I have happy memories of this day as one time manager and clerk of the course at Warwick. This day's racing was among the first "Trials" days, set up with the backing of John Poynton, one time owner of Coventry City FC in the halcyon days of them winning an FA Cup under the management of John Sillett. Both were keen racing fans who needed little encouragement to bring the team on a day out for a fixture that at that juncture was staged mid week and lured a crowd in excess of 2,500.
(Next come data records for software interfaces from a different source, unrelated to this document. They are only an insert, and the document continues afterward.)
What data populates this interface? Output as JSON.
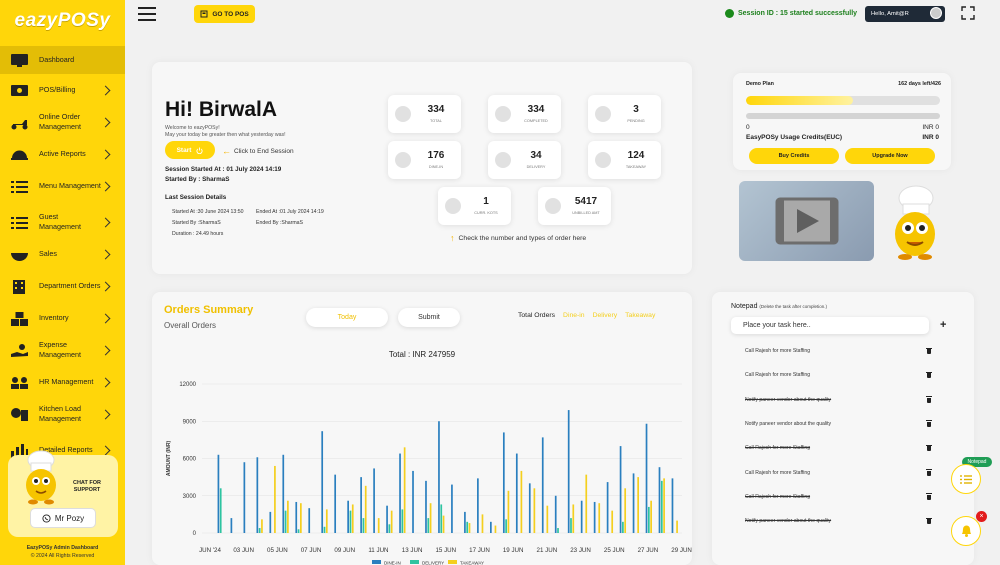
{
  "brand": {
    "logo": "eazyPOSy"
  },
  "sidebar": {
    "items": [
      {
        "label": "Dashboard",
        "icon": "monitor-icon",
        "chevron": false,
        "active": true
      },
      {
        "label": "POS/Billing",
        "icon": "cash-icon",
        "chevron": true
      },
      {
        "label": "Online Order Management",
        "icon": "delivery-scooter-icon",
        "chevron": true
      },
      {
        "label": "Active Reports",
        "icon": "food-cloche-icon",
        "chevron": true
      },
      {
        "label": "Menu Management",
        "icon": "menu-list-icon",
        "chevron": true
      },
      {
        "label": "Guest Management",
        "icon": "guest-list-icon",
        "chevron": true
      },
      {
        "label": "Sales",
        "icon": "bowl-icon",
        "chevron": true
      },
      {
        "label": "Department Orders",
        "icon": "building-icon",
        "chevron": true
      },
      {
        "label": "Inventory",
        "icon": "boxes-icon",
        "chevron": true
      },
      {
        "label": "Expense Management",
        "icon": "hand-money-icon",
        "chevron": true
      },
      {
        "label": "HR Management",
        "icon": "hr-people-icon",
        "chevron": true
      },
      {
        "label": "Kitchen Load Management",
        "icon": "kitchen-load-icon",
        "chevron": true
      },
      {
        "label": "Detailed Reports",
        "icon": "bar-chart-icon",
        "chevron": true
      }
    ],
    "support_text": "CHAT FOR SUPPORT",
    "support_button": "Mr Pozy",
    "footer_line1": "EazyPOSy Admin Dashboard",
    "footer_line2": "© 2024 All Rights Reserved"
  },
  "topbar": {
    "go_pos": "GO TO POS",
    "session_status": "Session ID : 15 started successfully",
    "user": "Hello, Amit@R"
  },
  "hero": {
    "greeting": "Hi! BirwalA",
    "welcome_1": "Welcome to eazyPOSy!",
    "welcome_2": "May your today be greater then what yesterday was!",
    "start_label": "Start",
    "end_hint": "Click to End Session",
    "session_started": "Session Started At : 01 July 2024 14:19",
    "started_by": "Started By : SharmaS",
    "last_title": "Last Session Details",
    "last_started_at": "Started At :30 June 2024 13:50",
    "last_started_by": "Started By :SharmaS",
    "last_duration": "Duration : 24.49 hours",
    "last_ended_at": "Ended At :01 July 2024 14:19",
    "last_ended_by": "Ended By :SharmaS",
    "check_hint": "Check the number and types of order here"
  },
  "stats": [
    {
      "value": "334",
      "label": "TOTAL"
    },
    {
      "value": "334",
      "label": "COMPLETED"
    },
    {
      "value": "3",
      "label": "PENDING"
    },
    {
      "value": "176",
      "label": "DINE-IN"
    },
    {
      "value": "34",
      "label": "DELIVERY"
    },
    {
      "value": "124",
      "label": "TAKEAWAY"
    },
    {
      "value": "1",
      "label": "CURR. KOTS"
    },
    {
      "value": "5417",
      "label": "UNBILLED AMT"
    }
  ],
  "plan": {
    "name": "Demo Plan",
    "days_left": "162 days left/426",
    "progress": 0.55,
    "credits_left": "0",
    "credits_value": "INR 0",
    "credits_label": "EasyPOSy Usage Credits(EUC)",
    "credits_total": "INR 0",
    "buy_credits": "Buy Credits",
    "upgrade": "Upgrade Now"
  },
  "orders": {
    "title": "Orders Summary",
    "subtitle": "Overall Orders",
    "today": "Today",
    "submit": "Submit",
    "tabs": [
      "Total Orders",
      "Dine-in",
      "Delivery",
      "Takeaway"
    ],
    "total_text": "Total : INR 247959"
  },
  "chart_data": {
    "type": "bar",
    "x": [
      "JUN '24",
      "03 JUN",
      "05 JUN",
      "07 JUN",
      "09 JUN",
      "11 JUN",
      "13 JUN",
      "15 JUN",
      "17 JUN",
      "19 JUN",
      "21 JUN",
      "23 JUN",
      "25 JUN",
      "27 JUN",
      "29 JUN"
    ],
    "ylabel": "AMOUNT (INR)",
    "ylim": [
      0,
      12000
    ],
    "yticks": [
      "0",
      "3000",
      "6000",
      "9000",
      "12000"
    ],
    "series": [
      {
        "name": "DINE-IN",
        "color": "#2a7fbf",
        "values": [
          0,
          6300,
          1200,
          5700,
          6100,
          1700,
          6300,
          2500,
          2000,
          8200,
          4700,
          2600,
          4500,
          5200,
          2200,
          6400,
          5000,
          4200,
          9000,
          3900,
          1700,
          4400,
          900,
          8100,
          6400,
          4000,
          7700,
          3000,
          9900,
          2600,
          2500,
          4100,
          7000,
          4800,
          8800,
          5300,
          4400
        ]
      },
      {
        "name": "DELIVERY",
        "color": "#2ec4a0",
        "values": [
          0,
          3600,
          0,
          0,
          400,
          0,
          1800,
          300,
          0,
          500,
          0,
          1800,
          1200,
          0,
          700,
          1900,
          0,
          1200,
          2300,
          0,
          900,
          0,
          0,
          1100,
          0,
          0,
          0,
          400,
          1200,
          0,
          0,
          0,
          900,
          0,
          2100,
          4200,
          0
        ]
      },
      {
        "name": "TAKEAWAY",
        "color": "#f4cf1e",
        "values": [
          0,
          0,
          0,
          0,
          1100,
          5400,
          2600,
          2400,
          0,
          1900,
          0,
          2300,
          3800,
          1200,
          1800,
          6900,
          0,
          2400,
          1400,
          0,
          800,
          1500,
          600,
          3400,
          5000,
          3600,
          2200,
          0,
          2300,
          4700,
          2400,
          1800,
          3600,
          4500,
          2600,
          4400,
          1000
        ]
      }
    ]
  },
  "notepad": {
    "title": "Notepad",
    "hint": "(Delete the task after completion.)",
    "placeholder": "Place your task here..",
    "tasks": [
      {
        "text": "Call Rajesh for more Staffing",
        "done": false
      },
      {
        "text": "Call Rajesh for more Staffing",
        "done": false
      },
      {
        "text": "Notify paneer vendor about the quality",
        "done": true
      },
      {
        "text": "Notify paneer vendor about the quality",
        "done": false
      },
      {
        "text": "Call Rajesh for more Staffing",
        "done": true
      },
      {
        "text": "Call Rajesh for more Staffing",
        "done": false
      },
      {
        "text": "Call Rajesh for more Staffing",
        "done": true
      },
      {
        "text": "Notify paneer vendor about the quality",
        "done": true
      }
    ],
    "float_tag": "Notepad"
  }
}
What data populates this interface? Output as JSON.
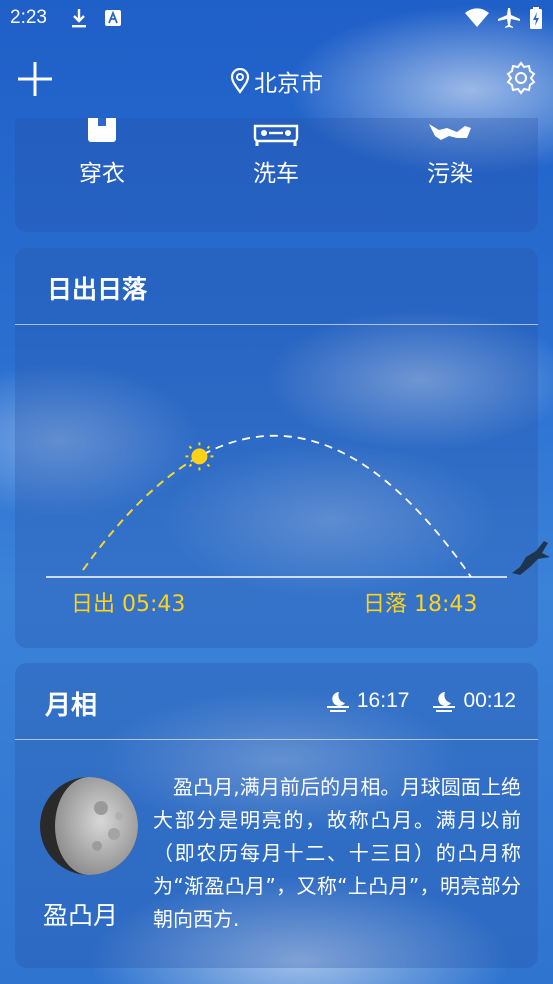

Warwick's strength as a course is in developing the jumping expertise of novices. Any novice chaser who can meet the five fences in the back straight correctly before the final two in the home straight can progress to greater things. The Duke used to swear by novice chases at Warwick. And so it turned out today.
Allmankind, apple of Skelton's eye, cemented his place as third favourite for the Arkle Trophy with a 17l victory in the Grade II Kingmaker Chase, although he'll have to sharpen his jumping in four weeks time. Blunders at the first, ninth and tenth can charitably be put down to a lack of concentration in a small field. But as a comprehensive statement of intent, it served its purpose.
Benny's Oscar started the day well for the Alcester Skelton team in a race that has delivered winners of the Ballymore Novices on many previous occasions. A generation ago, this race produced winners of the calibre of Thetford Forest (O Sherwood) and Rebel Song (O Sherwood), both of whom went on to Ballymore success. The race has since lost some tarnish and its place has largely been taken by the Grade II Leamington Hurdle at the January fixture.
In any case, the Ballymore has become an Irish benefit in recent years. Only 8 of the last 20 winners have been trained in Britain, the last being Ben Pauling's Willoughby Court in 2017.
Meanwhile, the weather has been playing a poor hand to contenders hoping to secure qualification for next month's Foxhunter Chase at Cheltenham. Of 20+ Hunter chases programmed prior to the entry stage on March 2, four alone were lost last week, amply justifying the efforts of early season winners who won their open races before Lockdown 2. You can't hep but feel this may be the year when horses who have run in this race previously will hold home advantage.